Even with that major miscue, Nancy Drew and the Hidden Staircase works well for its target audience. It shows that anyone can stand up to peer pressure, bullying or even a ghost if they are smart and strong enough. As for the mystery of how good the movie is, the case is closed on a positive note.
But here’s the cool thing: The film’s consistently clever script, from empowerment-minded “The Handmaid’s Tale” writers Nina Fiore and John Herrera, isn’t nearly as interested in the mystery as it is in Nancy Drew herself, or in the circle of characters and relationships that surround her. And that’s the smart way to approach such a case, since the movie was clearly intended to be more than a one-off.
It was cute.
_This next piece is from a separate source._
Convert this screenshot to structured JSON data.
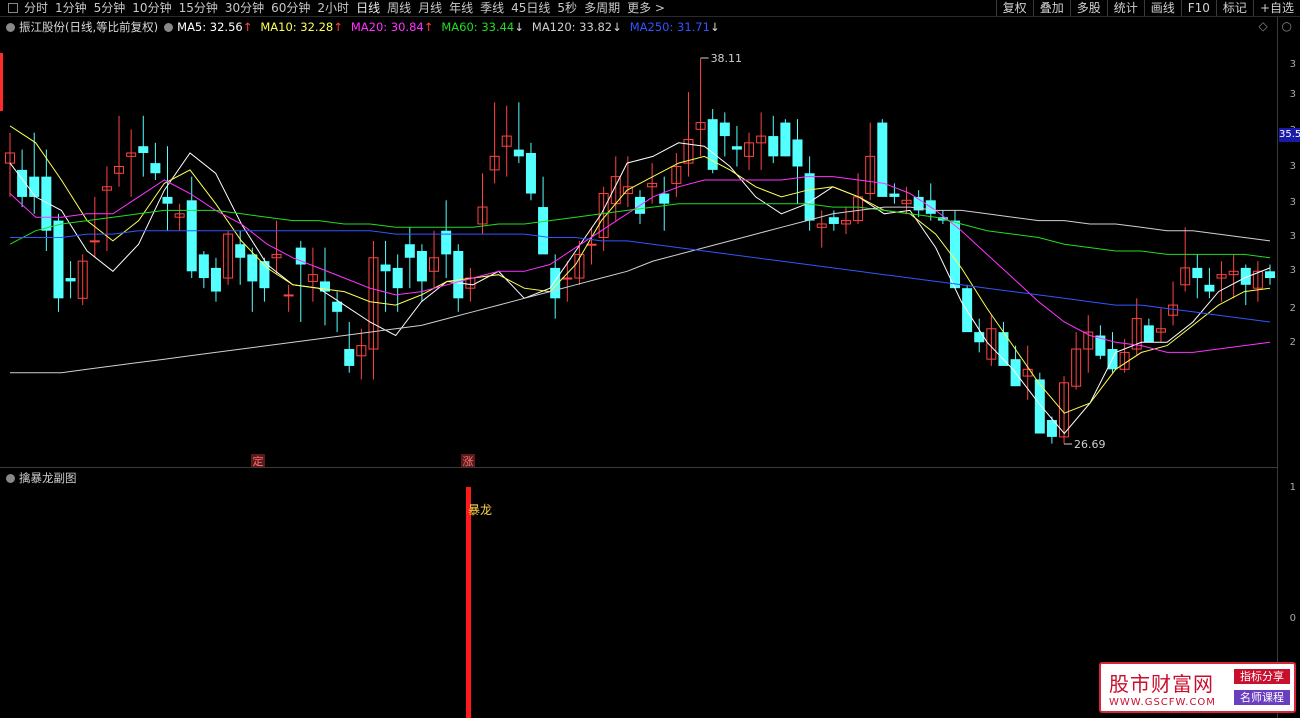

Not the greatest movie I've ever seen but it really made me want to read the book again. Watching this I remembered how I felt reading the book the first time. I hadn't gotten that feeling in awhile.
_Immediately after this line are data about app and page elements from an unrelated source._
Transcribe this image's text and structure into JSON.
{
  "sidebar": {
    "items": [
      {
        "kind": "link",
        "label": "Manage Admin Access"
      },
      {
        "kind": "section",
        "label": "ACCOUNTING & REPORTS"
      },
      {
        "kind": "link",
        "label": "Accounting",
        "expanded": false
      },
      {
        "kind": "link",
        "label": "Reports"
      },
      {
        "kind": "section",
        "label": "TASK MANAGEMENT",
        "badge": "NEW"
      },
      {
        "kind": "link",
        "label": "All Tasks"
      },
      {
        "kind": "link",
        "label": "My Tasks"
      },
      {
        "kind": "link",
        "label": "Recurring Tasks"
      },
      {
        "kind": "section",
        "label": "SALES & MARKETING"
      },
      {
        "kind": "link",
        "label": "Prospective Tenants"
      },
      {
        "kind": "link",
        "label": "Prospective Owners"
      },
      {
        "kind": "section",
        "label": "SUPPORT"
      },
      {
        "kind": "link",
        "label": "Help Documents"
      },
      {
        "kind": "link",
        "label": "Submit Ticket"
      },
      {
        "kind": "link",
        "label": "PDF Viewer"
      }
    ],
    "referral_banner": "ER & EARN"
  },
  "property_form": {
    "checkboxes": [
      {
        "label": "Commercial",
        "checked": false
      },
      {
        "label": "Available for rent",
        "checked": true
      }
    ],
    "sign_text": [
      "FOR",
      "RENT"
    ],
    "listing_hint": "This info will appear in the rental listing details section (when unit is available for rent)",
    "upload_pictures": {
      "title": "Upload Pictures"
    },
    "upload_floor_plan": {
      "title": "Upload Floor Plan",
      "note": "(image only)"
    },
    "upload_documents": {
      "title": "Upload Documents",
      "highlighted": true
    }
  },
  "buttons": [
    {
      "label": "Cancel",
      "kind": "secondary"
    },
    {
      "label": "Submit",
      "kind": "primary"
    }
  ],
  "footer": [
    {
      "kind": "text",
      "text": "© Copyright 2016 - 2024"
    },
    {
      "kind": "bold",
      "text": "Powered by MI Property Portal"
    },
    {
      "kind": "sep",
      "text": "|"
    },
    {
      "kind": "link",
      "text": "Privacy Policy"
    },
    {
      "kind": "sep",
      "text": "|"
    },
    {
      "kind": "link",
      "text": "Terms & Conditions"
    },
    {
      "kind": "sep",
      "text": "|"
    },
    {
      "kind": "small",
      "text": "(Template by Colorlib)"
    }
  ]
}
I really enjoyed the movie, it reminded me of the games, and I really love the modern take on Nancy. The acting I quite enjoyed and the plot was very much like the books. There were a few scenes in the beginning that were supposed to be funny but weren't that funny to me, but as the movie went on (like past the 10 minute mark), it got better. This movie was very fun to watch, I believe kids and Nancy Drew fans alike would really enjoy themselves during this film. BUT, you have to remember that this is a MODERN take on Nancy Drew and is only rated PG.
It’s a watchably low-key family adventure, but that’s a low bar to clear for Nancy Drew, so well-suited to function as a gateway text—to Sherlock Holmes, Veronica Mars, Philip Marlowe, Brick, House, Encyclopedia Brown fanfic... almost anything involving advanced noticing.
Don't for a god damn second think about seeing this movie. It doesn't hold a candle to the true Nancy Drew flick with Emma Roberts. This imposter thinks she's rebooting this series but the only thing she'll be rebooting is her career after this movie ruins it.